## [Work instruction]
For this exercise, report every line of the material that includes "title".

## [The data]
---
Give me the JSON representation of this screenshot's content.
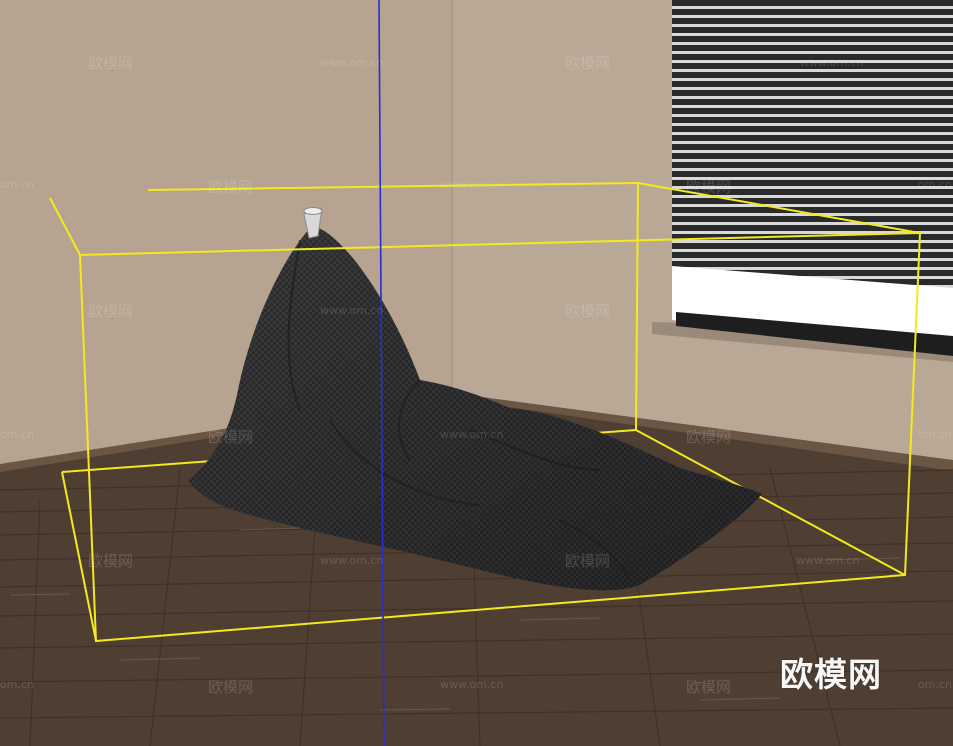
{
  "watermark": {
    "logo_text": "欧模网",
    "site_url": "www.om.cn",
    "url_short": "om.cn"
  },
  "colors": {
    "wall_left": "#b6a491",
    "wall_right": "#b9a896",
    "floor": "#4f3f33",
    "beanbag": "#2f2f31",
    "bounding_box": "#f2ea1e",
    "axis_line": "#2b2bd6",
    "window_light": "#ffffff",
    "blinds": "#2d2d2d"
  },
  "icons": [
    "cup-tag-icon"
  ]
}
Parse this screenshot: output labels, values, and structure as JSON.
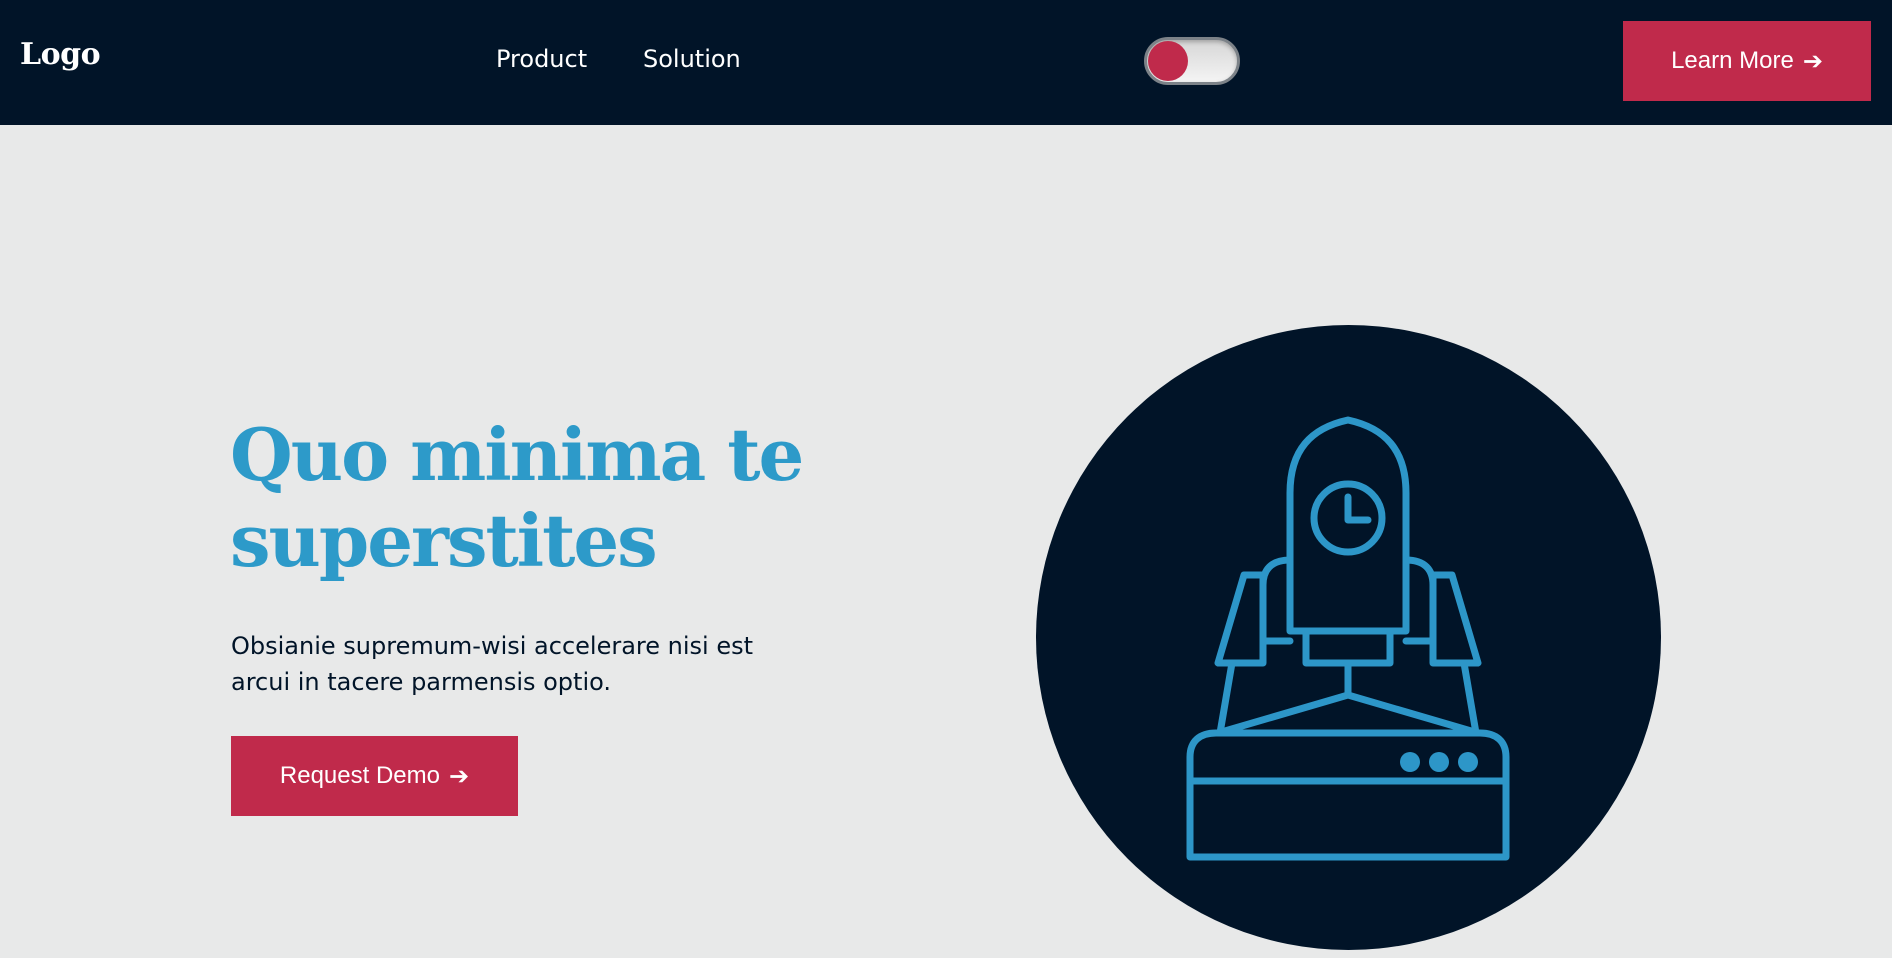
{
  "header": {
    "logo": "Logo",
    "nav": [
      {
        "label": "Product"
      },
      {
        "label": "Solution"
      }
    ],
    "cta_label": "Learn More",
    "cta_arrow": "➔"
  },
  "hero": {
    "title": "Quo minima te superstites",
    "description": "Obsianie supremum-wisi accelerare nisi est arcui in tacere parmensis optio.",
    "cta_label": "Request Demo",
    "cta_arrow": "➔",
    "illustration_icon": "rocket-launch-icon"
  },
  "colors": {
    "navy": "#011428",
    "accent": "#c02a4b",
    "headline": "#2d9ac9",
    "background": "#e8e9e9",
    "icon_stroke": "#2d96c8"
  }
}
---
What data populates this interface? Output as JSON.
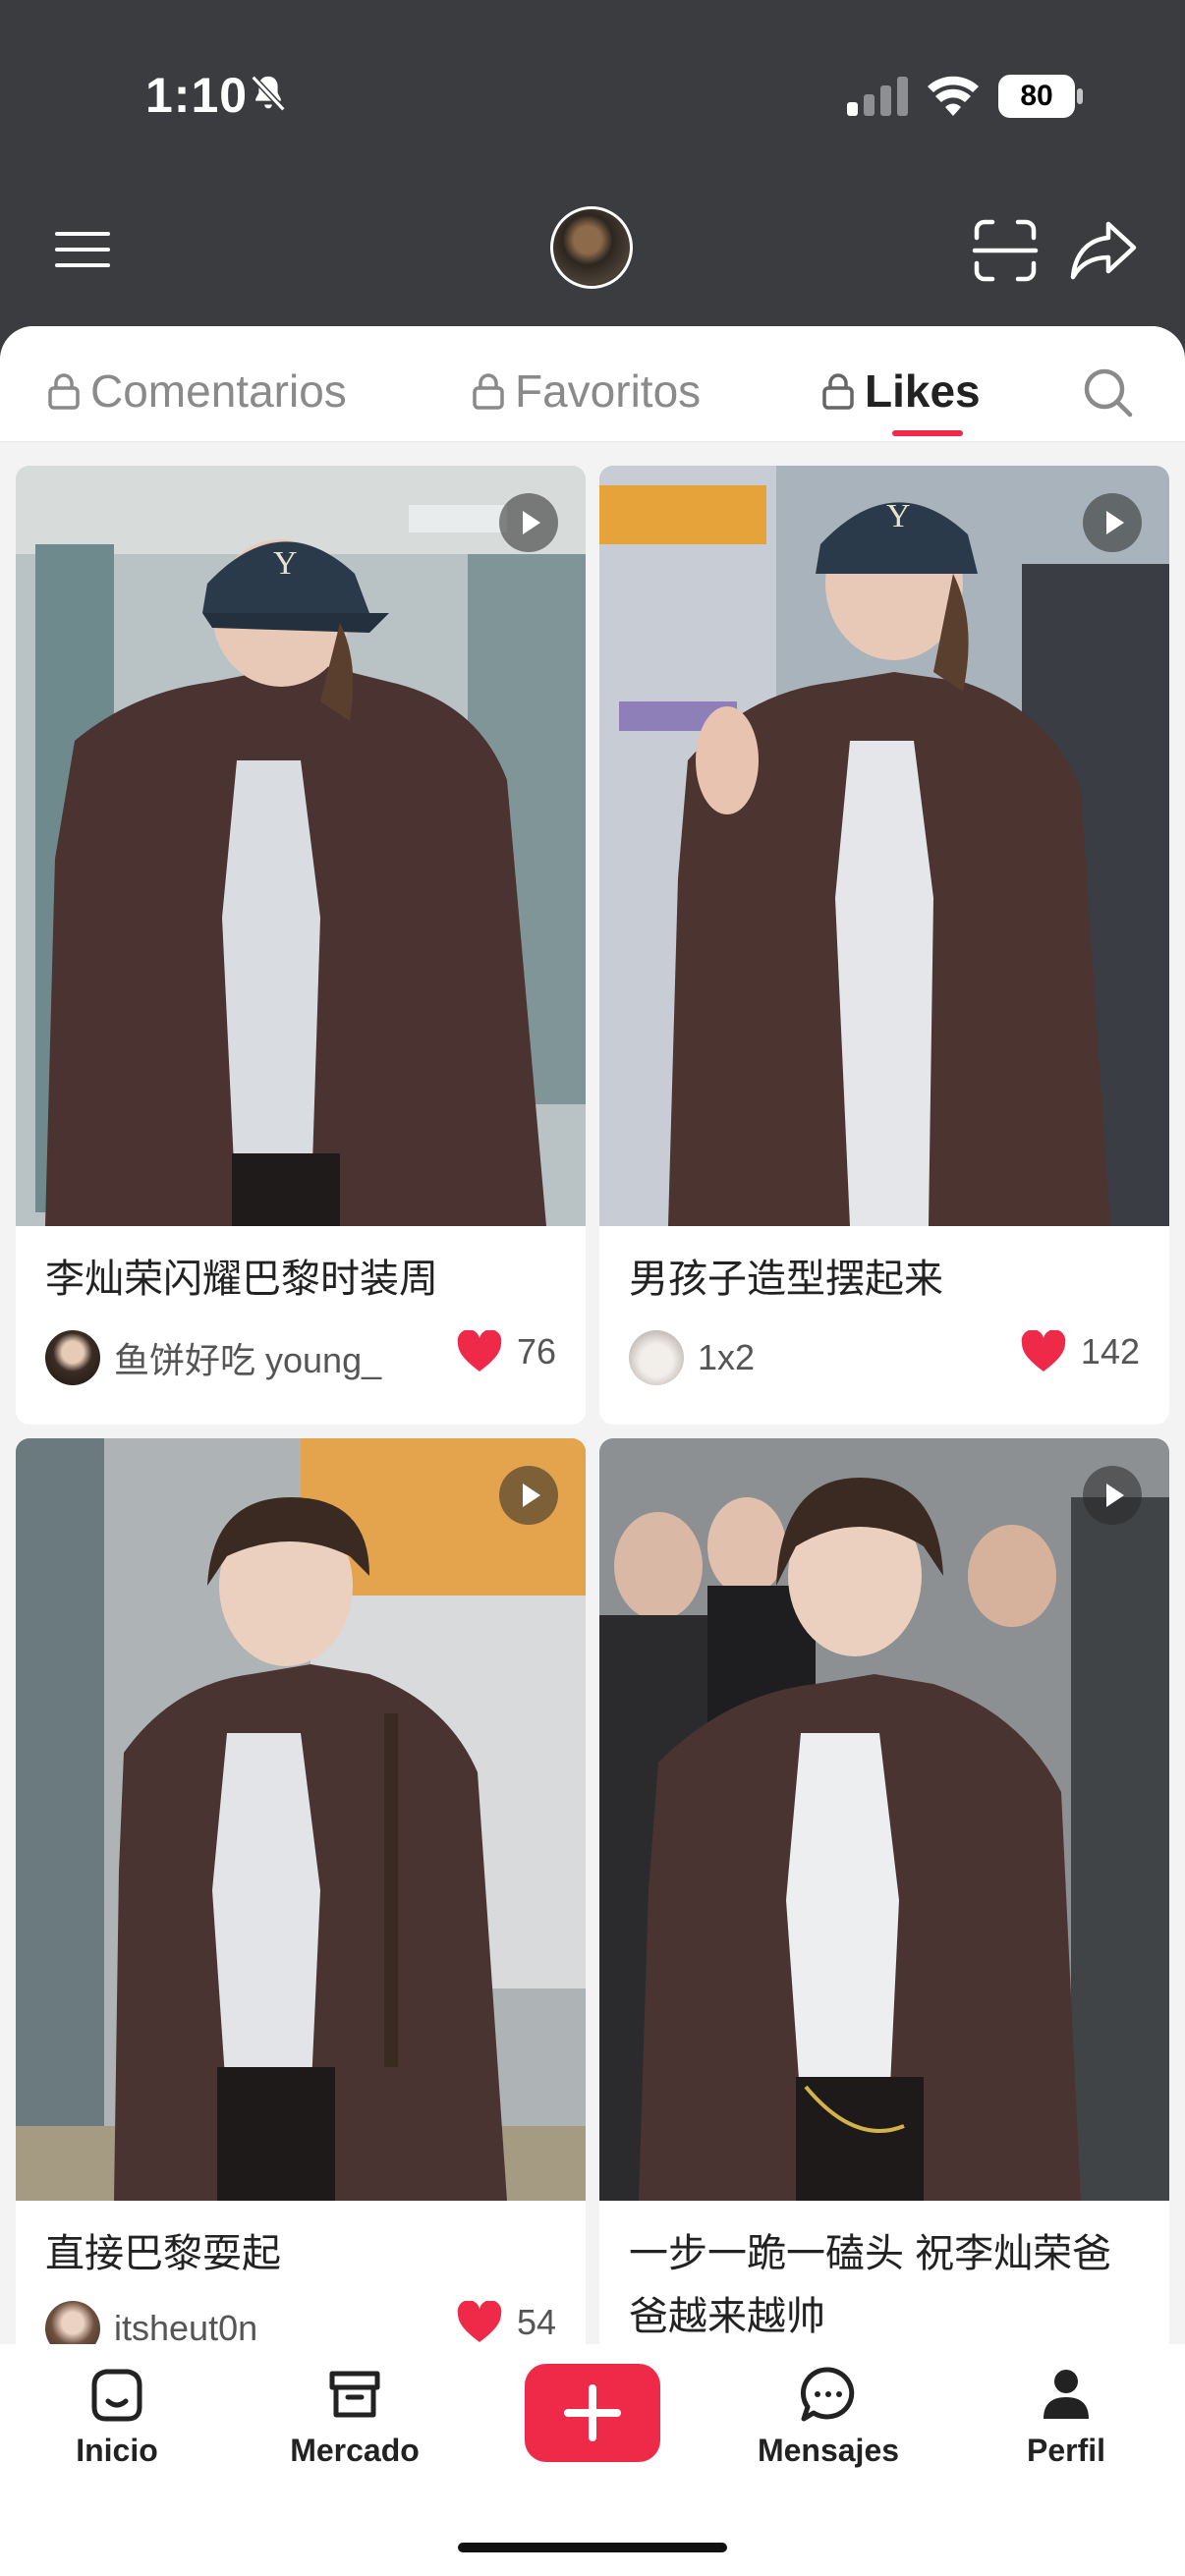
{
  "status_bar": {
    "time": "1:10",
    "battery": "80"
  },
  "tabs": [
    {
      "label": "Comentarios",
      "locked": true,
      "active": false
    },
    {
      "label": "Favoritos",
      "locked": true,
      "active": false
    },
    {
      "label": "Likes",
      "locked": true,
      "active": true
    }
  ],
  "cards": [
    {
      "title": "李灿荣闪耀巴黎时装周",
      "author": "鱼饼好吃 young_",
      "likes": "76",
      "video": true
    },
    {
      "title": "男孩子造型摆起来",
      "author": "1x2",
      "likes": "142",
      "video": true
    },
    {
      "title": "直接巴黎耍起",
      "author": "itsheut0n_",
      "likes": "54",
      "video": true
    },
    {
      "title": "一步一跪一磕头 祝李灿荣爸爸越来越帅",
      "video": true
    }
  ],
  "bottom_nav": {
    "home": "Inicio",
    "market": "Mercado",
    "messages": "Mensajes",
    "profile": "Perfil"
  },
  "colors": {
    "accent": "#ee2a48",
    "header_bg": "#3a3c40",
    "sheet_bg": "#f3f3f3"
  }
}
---
## [Solution]
    "title": "Quo minima te superstites",
      "title": "李灿荣闪耀巴黎时装周",
      "title": "男孩子造型摆起来",
      "title": "直接巴黎耍起",
      "title": "一步一跪一磕头 祝李灿荣爸爸越来越帅",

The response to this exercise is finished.